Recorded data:
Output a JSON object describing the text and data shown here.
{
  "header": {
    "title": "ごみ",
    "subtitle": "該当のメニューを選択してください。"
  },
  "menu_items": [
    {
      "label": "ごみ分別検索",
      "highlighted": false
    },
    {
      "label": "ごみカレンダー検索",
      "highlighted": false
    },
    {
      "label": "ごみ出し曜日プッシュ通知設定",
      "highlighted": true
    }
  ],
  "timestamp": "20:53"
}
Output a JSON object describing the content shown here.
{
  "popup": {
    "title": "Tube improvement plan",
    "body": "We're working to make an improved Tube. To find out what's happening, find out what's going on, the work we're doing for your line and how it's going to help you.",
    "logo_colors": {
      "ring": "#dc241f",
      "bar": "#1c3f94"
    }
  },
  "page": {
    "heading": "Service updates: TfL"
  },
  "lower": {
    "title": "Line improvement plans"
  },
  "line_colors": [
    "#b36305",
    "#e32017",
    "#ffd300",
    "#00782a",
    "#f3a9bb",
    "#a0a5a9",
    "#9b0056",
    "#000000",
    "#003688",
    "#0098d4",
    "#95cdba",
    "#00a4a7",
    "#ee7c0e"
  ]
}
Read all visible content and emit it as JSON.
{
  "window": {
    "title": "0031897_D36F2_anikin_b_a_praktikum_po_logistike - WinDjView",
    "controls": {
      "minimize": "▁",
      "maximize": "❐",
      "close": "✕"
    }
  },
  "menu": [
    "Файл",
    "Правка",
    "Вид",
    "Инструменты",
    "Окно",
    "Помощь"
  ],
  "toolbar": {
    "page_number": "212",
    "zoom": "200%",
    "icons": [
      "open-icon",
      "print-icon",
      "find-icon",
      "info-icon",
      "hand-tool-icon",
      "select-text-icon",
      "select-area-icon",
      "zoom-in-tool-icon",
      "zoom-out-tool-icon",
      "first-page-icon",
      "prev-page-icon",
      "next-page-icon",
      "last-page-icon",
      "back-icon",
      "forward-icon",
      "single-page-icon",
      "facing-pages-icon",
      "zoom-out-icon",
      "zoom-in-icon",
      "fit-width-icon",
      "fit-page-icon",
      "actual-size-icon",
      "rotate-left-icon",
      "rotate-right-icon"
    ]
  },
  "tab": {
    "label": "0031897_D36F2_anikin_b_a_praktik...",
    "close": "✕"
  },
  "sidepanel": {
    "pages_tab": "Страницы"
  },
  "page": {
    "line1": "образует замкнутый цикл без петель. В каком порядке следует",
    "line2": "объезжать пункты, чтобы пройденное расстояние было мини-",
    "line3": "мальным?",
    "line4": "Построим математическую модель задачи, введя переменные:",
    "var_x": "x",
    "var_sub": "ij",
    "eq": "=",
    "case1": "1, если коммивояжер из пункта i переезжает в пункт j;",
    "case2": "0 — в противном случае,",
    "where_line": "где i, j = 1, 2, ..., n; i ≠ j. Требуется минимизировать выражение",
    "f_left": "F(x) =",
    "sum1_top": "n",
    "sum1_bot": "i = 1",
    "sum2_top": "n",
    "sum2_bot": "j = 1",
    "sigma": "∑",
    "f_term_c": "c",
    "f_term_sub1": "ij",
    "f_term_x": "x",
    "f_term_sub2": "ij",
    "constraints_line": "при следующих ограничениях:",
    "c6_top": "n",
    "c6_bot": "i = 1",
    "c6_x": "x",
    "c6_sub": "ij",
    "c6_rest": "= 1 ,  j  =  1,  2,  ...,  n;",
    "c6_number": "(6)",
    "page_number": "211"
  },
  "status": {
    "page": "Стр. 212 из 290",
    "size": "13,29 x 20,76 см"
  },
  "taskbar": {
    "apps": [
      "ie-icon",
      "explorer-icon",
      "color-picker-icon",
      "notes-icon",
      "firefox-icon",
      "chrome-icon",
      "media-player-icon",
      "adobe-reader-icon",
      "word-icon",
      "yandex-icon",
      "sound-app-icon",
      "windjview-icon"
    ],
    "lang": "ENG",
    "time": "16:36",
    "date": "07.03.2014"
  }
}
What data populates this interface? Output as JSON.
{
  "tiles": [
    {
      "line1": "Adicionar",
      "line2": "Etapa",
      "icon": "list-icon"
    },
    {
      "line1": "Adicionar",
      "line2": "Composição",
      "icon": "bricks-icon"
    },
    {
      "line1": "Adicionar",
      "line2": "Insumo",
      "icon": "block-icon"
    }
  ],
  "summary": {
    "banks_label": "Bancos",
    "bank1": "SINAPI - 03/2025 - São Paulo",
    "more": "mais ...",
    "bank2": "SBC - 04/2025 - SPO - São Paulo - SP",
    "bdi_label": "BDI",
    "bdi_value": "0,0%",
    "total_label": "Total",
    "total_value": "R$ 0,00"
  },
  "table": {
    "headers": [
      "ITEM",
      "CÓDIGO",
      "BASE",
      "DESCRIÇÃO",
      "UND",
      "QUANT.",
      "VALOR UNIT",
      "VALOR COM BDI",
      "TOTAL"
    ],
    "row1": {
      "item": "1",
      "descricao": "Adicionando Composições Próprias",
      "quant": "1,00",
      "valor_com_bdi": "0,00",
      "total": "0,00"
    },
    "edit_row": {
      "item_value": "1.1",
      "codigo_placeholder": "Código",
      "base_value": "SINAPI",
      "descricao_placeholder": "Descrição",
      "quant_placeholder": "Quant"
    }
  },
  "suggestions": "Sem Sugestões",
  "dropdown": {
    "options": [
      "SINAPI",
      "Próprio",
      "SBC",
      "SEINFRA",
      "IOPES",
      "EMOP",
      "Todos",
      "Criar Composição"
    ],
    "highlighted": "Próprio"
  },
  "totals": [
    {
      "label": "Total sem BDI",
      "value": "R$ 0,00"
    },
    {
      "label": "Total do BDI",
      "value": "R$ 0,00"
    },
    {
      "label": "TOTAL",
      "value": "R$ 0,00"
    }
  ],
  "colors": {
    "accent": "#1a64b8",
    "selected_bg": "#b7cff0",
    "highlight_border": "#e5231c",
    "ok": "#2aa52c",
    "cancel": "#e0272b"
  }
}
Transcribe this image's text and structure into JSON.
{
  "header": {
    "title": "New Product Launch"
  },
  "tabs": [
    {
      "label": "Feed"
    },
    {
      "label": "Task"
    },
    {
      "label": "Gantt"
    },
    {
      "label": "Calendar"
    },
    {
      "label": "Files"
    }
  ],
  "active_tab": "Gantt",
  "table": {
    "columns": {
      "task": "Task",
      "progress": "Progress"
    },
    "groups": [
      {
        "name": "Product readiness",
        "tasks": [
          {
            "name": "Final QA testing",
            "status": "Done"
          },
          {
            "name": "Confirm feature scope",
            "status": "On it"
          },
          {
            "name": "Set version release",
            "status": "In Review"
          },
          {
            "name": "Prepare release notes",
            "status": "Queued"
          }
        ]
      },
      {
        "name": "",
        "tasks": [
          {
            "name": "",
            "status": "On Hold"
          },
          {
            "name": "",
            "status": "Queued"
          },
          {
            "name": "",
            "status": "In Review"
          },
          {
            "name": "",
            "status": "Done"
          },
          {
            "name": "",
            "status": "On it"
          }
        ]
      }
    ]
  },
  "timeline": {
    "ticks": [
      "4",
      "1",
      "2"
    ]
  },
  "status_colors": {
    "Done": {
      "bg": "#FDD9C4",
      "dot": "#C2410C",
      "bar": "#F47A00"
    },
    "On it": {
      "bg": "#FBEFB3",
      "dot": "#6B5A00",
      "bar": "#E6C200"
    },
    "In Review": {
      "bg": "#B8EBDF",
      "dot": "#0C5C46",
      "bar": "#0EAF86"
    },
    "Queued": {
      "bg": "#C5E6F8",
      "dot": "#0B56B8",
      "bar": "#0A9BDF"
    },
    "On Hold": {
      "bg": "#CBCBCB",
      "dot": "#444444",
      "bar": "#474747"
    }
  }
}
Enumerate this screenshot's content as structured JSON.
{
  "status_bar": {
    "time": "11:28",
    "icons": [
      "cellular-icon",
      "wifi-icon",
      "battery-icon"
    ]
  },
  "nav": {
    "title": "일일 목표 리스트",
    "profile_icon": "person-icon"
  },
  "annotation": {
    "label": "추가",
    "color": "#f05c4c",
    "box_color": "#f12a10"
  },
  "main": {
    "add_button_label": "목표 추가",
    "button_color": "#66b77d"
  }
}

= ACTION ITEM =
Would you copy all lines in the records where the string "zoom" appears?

= SOLUTION TO THIS TASK =
    "zoom": "200%",
      "zoom-in-tool-icon",
      "zoom-out-tool-icon",
      "zoom-out-icon",
      "zoom-in-icon",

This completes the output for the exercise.